INSTRUCTIONS TO FOLLOW: Output each entry verbatim. Leave the images out.

.....

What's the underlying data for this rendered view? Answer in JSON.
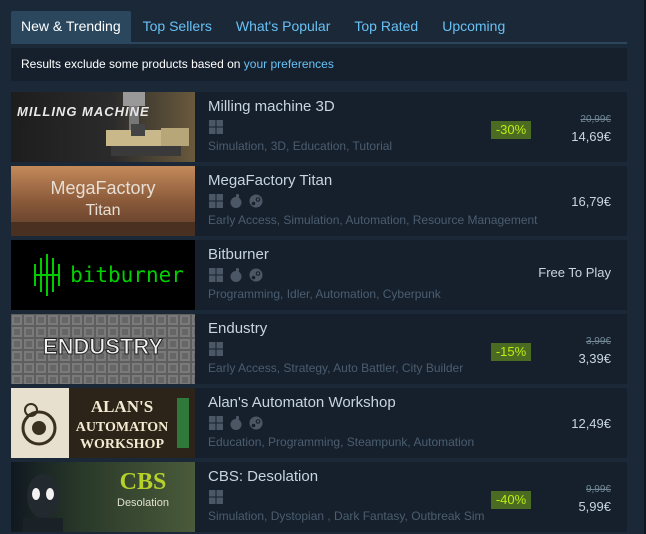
{
  "tabs": [
    {
      "label": "New & Trending"
    },
    {
      "label": "Top Sellers"
    },
    {
      "label": "What's Popular"
    },
    {
      "label": "Top Rated"
    },
    {
      "label": "Upcoming"
    }
  ],
  "notice": {
    "text": "Results exclude some products based on ",
    "link": "your preferences"
  },
  "capsule_text": {
    "milling": "MILLING MACHINE",
    "megafactory_a": "MegaFactory",
    "megafactory_b": "Titan",
    "bitburner": "bitburner",
    "endustry": "ENDUSTRY",
    "alans_a": "ALAN'S",
    "alans_b": "AUTOMATON",
    "alans_c": "WORKSHOP",
    "cbs_a": "CBS",
    "cbs_b": "Desolation"
  },
  "games": [
    {
      "name": "Milling machine 3D",
      "platforms": [
        "windows"
      ],
      "tags": "Simulation, 3D, Education, Tutorial",
      "discount": "-30%",
      "original_price": "20,99€",
      "final_price": "14,69€"
    },
    {
      "name": "MegaFactory Titan",
      "platforms": [
        "windows",
        "apple",
        "steam"
      ],
      "tags": "Early Access, Simulation, Automation, Resource Management",
      "price": "16,79€"
    },
    {
      "name": "Bitburner",
      "platforms": [
        "windows",
        "apple",
        "steam"
      ],
      "tags": "Programming, Idler, Automation, Cyberpunk",
      "price": "Free To Play"
    },
    {
      "name": "Endustry",
      "platforms": [
        "windows"
      ],
      "tags": "Early Access, Strategy, Auto Battler, City Builder",
      "discount": "-15%",
      "original_price": "3,99€",
      "final_price": "3,39€"
    },
    {
      "name": "Alan's Automaton Workshop",
      "platforms": [
        "windows",
        "apple",
        "steam"
      ],
      "tags": "Education, Programming, Steampunk, Automation",
      "price": "12,49€"
    },
    {
      "name": "CBS: Desolation",
      "platforms": [
        "windows"
      ],
      "tags": "Simulation, Dystopian , Dark Fantasy, Outbreak Sim",
      "discount": "-40%",
      "original_price": "9,99€",
      "final_price": "5,99€"
    }
  ],
  "colors": {
    "accent": "#67c1f5",
    "discount_bg": "#4c6b22",
    "discount_fg": "#beee11",
    "background": "#1b2838",
    "row_bg": "#16202d"
  }
}
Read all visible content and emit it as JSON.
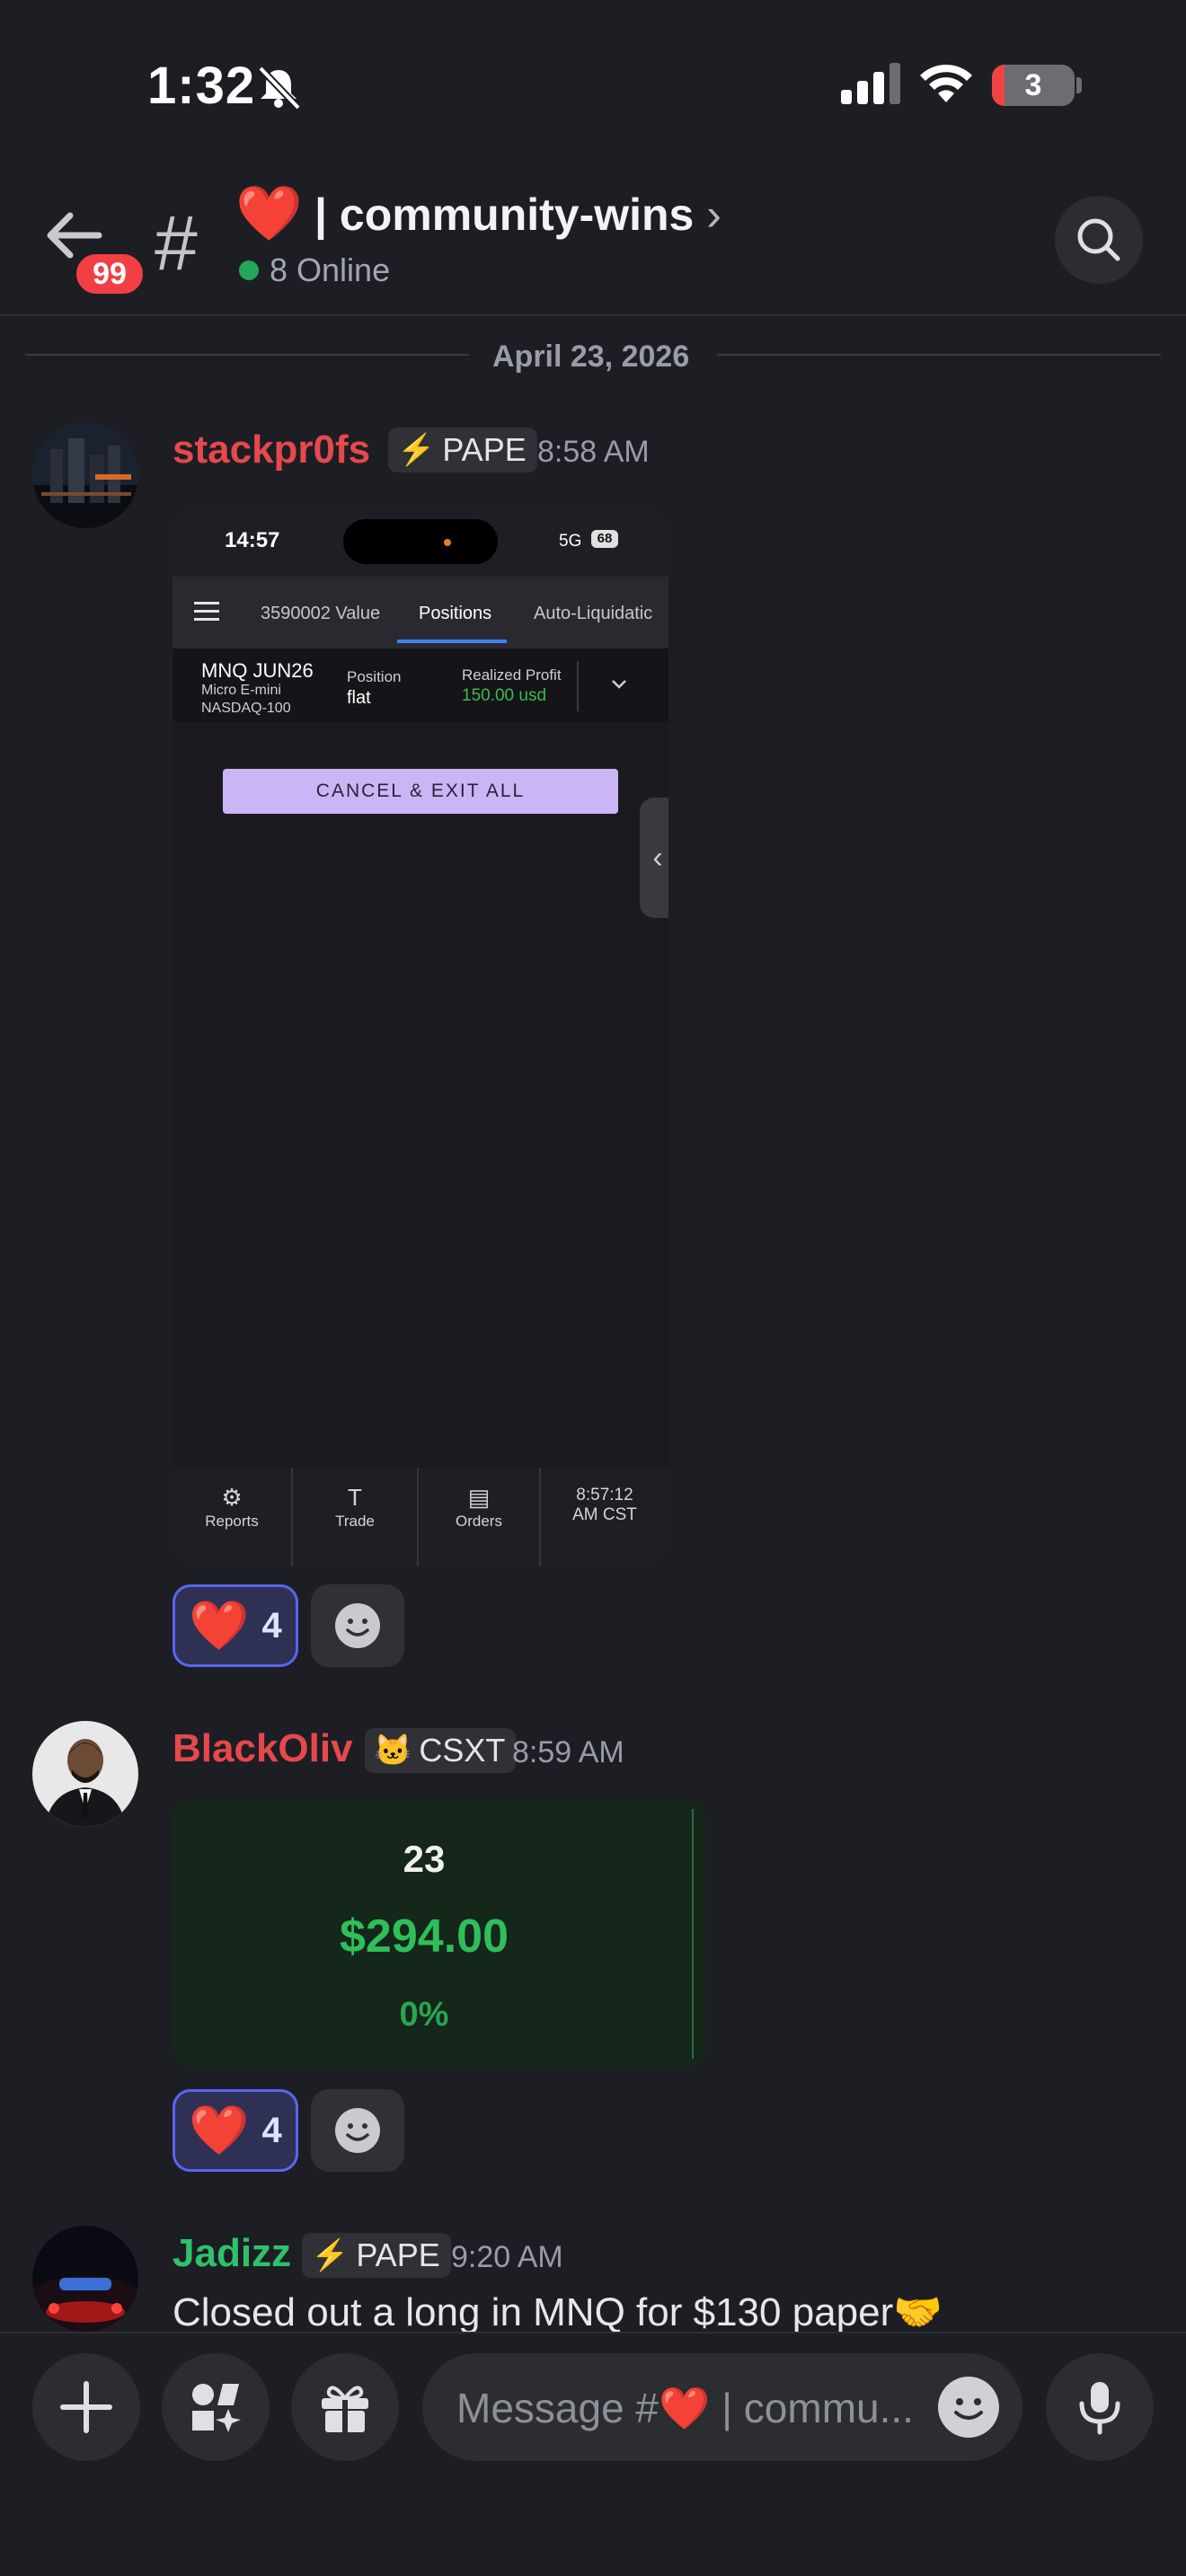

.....

OUTPUT OF THE EXERCISE:
What's the underlying data for this rendered view? Answer in JSON.
{
  "tabs": [
    {
      "label": "New & Trending"
    },
    {
      "label": "Top Sellers"
    },
    {
      "label": "What's Popular"
    },
    {
      "label": "Top Rated"
    },
    {
      "label": "Upcoming"
    }
  ],
  "notice": {
    "text": "Results exclude some products based on ",
    "link": "your preferences"
  },
  "capsule_text": {
    "milling": "MILLING MACHINE",
    "megafactory_a": "MegaFactory",
    "megafactory_b": "Titan",
    "bitburner": "bitburner",
    "endustry": "ENDUSTRY",
    "alans_a": "ALAN'S",
    "alans_b": "AUTOMATON",
    "alans_c": "WORKSHOP",
    "cbs_a": "CBS",
    "cbs_b": "Desolation"
  },
  "games": [
    {
      "name": "Milling machine 3D",
      "platforms": [
        "windows"
      ],
      "tags": "Simulation, 3D, Education, Tutorial",
      "discount": "-30%",
      "original_price": "20,99€",
      "final_price": "14,69€"
    },
    {
      "name": "MegaFactory Titan",
      "platforms": [
        "windows",
        "apple",
        "steam"
      ],
      "tags": "Early Access, Simulation, Automation, Resource Management",
      "price": "16,79€"
    },
    {
      "name": "Bitburner",
      "platforms": [
        "windows",
        "apple",
        "steam"
      ],
      "tags": "Programming, Idler, Automation, Cyberpunk",
      "price": "Free To Play"
    },
    {
      "name": "Endustry",
      "platforms": [
        "windows"
      ],
      "tags": "Early Access, Strategy, Auto Battler, City Builder",
      "discount": "-15%",
      "original_price": "3,99€",
      "final_price": "3,39€"
    },
    {
      "name": "Alan's Automaton Workshop",
      "platforms": [
        "windows",
        "apple",
        "steam"
      ],
      "tags": "Education, Programming, Steampunk, Automation",
      "price": "12,49€"
    },
    {
      "name": "CBS: Desolation",
      "platforms": [
        "windows"
      ],
      "tags": "Simulation, Dystopian , Dark Fantasy, Outbreak Sim",
      "discount": "-40%",
      "original_price": "9,99€",
      "final_price": "5,99€"
    }
  ],
  "colors": {
    "accent": "#67c1f5",
    "discount_bg": "#4c6b22",
    "discount_fg": "#beee11",
    "background": "#1b2838",
    "row_bg": "#16202d"
  }
}
Read all visible content and emit it as JSON.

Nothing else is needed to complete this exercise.